*** SUPPLIED MATERIAL Section Begins ***

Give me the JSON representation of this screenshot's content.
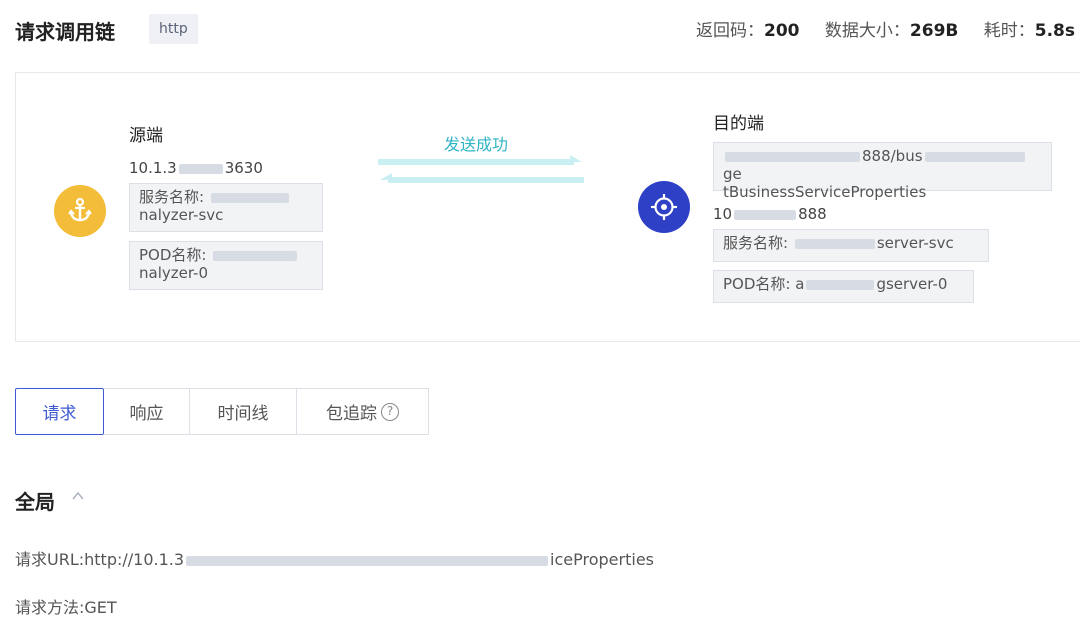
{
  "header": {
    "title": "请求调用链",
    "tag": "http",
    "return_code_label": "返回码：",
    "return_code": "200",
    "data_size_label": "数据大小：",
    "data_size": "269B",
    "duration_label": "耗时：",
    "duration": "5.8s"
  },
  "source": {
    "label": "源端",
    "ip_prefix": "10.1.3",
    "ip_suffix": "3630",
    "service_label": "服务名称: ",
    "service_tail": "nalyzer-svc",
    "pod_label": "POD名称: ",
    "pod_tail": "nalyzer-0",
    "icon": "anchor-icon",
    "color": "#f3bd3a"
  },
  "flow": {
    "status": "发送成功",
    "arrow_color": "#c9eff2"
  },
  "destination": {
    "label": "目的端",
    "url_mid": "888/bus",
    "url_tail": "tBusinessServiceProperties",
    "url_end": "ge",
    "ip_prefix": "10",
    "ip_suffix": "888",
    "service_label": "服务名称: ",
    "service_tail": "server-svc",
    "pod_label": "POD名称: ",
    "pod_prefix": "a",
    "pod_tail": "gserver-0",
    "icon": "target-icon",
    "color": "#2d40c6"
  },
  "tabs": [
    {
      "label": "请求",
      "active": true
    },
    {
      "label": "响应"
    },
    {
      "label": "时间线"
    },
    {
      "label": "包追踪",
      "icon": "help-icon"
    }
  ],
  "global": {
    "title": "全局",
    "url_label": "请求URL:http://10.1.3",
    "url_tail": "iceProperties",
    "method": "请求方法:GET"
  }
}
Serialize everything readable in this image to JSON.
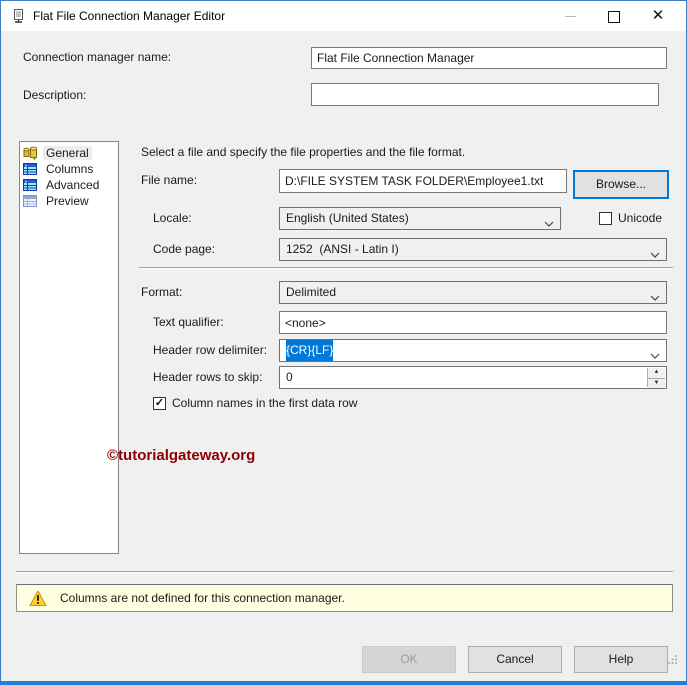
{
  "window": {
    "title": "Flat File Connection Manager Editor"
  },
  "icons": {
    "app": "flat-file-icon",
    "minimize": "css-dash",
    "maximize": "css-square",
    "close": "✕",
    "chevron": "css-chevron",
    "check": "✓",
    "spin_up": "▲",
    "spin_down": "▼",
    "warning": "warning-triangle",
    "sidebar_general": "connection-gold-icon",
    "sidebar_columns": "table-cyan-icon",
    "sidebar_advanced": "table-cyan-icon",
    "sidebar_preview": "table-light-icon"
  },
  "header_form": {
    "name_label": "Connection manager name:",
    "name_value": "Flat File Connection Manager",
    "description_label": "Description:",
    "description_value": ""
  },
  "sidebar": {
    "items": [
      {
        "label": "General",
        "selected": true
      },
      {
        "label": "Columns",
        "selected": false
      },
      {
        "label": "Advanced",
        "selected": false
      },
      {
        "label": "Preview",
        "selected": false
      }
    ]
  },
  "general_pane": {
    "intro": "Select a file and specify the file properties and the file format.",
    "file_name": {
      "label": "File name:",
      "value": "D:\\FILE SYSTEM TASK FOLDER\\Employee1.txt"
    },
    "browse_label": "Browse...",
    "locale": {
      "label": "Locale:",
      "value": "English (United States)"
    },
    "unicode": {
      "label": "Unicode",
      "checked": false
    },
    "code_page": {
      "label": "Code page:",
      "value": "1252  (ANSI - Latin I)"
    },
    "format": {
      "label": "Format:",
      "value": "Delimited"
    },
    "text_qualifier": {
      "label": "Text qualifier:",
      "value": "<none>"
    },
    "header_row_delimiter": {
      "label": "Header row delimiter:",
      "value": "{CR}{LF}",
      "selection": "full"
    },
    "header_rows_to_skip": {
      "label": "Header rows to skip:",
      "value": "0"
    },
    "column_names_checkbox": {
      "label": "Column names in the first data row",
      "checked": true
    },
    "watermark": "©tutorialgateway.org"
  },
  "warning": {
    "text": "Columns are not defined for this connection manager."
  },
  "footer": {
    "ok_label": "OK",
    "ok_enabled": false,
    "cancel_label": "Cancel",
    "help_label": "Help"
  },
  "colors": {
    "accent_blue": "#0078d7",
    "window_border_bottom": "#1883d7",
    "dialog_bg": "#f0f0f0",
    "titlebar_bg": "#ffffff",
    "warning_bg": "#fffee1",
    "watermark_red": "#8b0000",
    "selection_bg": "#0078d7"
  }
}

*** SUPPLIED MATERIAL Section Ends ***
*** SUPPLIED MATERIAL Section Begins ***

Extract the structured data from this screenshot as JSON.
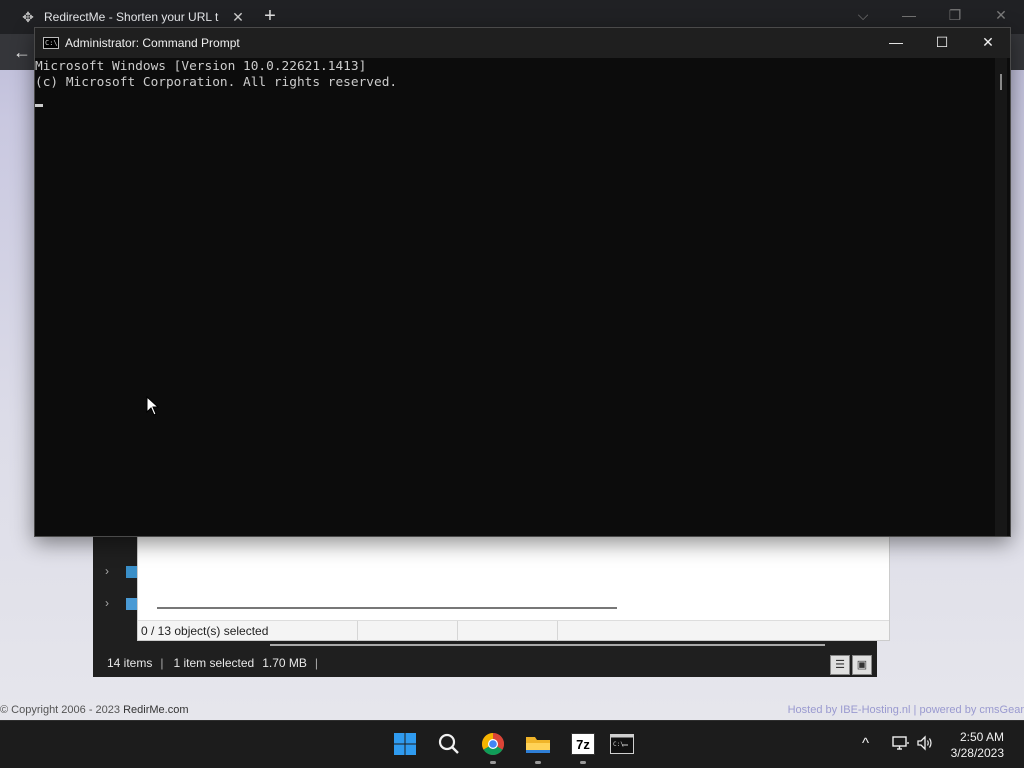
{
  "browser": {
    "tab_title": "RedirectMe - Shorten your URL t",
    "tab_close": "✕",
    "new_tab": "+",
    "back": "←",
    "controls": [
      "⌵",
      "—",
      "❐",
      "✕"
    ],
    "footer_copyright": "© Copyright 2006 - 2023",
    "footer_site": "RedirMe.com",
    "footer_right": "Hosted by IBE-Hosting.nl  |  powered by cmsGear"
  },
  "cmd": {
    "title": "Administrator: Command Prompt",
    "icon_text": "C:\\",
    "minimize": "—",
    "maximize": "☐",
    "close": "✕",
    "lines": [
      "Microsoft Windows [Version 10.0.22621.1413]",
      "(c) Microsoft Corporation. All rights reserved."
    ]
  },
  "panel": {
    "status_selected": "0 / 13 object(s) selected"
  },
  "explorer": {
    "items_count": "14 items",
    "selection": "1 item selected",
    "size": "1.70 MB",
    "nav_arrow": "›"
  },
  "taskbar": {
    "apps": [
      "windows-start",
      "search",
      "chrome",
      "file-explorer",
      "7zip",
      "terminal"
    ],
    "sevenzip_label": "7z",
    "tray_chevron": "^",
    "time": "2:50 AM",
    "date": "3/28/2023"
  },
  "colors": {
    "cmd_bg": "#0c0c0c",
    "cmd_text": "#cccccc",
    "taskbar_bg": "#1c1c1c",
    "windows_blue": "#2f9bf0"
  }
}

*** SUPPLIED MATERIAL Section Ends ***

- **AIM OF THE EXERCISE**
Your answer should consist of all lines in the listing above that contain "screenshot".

- **EXERCISE RESULT**
Give me the JSON representation of this screenshot's content.
Extract the structured data from this screenshot as JSON.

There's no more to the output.